Many drivers in Pennsylvania have purchased a car and found that not everything worked right. A Virginia couple who purchased a car with self-driving capabilities ended up with nightmarish results. The owners are now suing the car manufacturer.
The couple spent more than $100,000 for a new electric vehicle. It was advertised as having two auto driving features. The first feature claimed that the car could be moved while the operator was outside the car. With the key or phone app, the driver could move the car from the garage to the driveway. This was referred to as Summons. A parking assist feature, or Autopark, claimed that the car could be parked remotely.
The drivers paid an extra $3,000 for these features, referred to collectively by the company as Full Self-Driving Capability. However, when attempting to use Autopark, the vehicle crashed into their home. After repairs were made, the owner attempted to use the parking feature again only to have the vehicle strike a garage wall. After the second mishap, the company refused to repair the vehicle.
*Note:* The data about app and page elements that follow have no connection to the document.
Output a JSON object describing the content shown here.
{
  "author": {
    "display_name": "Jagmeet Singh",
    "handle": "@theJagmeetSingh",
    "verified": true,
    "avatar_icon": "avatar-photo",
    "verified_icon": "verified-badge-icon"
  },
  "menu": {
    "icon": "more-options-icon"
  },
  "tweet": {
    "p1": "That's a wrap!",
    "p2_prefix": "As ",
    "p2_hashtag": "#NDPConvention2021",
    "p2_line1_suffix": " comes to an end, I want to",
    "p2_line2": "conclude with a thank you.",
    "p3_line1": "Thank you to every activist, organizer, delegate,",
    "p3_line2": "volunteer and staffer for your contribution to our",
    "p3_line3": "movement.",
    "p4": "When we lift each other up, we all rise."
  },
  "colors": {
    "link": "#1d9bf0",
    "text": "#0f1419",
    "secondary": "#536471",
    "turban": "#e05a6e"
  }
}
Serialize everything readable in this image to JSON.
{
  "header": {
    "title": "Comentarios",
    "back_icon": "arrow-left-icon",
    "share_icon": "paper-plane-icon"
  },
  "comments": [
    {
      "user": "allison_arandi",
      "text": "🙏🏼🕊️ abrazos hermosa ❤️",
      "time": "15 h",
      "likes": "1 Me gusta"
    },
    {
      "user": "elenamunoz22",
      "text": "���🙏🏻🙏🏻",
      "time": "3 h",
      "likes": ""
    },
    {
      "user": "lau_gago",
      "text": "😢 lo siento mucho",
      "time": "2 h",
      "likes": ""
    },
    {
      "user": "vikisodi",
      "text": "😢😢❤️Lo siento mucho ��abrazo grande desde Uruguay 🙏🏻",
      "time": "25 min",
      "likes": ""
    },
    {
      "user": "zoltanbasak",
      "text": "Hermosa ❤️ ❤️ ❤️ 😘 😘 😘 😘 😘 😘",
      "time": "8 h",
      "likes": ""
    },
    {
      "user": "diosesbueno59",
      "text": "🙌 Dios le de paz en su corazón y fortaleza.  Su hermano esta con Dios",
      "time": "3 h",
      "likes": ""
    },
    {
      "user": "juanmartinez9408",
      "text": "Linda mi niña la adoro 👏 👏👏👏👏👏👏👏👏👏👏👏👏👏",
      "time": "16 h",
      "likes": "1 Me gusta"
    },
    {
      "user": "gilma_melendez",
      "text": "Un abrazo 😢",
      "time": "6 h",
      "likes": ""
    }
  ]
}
The car owners are suing under several legal theories. They are claiming breach of warranty, fraud, breach of contract and the Virginia Lemon Law. Under a lemon law, a manufacturer is normally given one or more attempts to repair a defect. If it fails to do so, it must buy the vehicle back.
A new motor vehicle is a substantial investment for a consumer. The consumer has reasonable expectation that the vehicle will operate as advertised. Normally a dealer is willing to correct a defect and make the owner whole. When the seller or manufacturer refuses to do so, there are consumer protection laws at the car owner's disposal.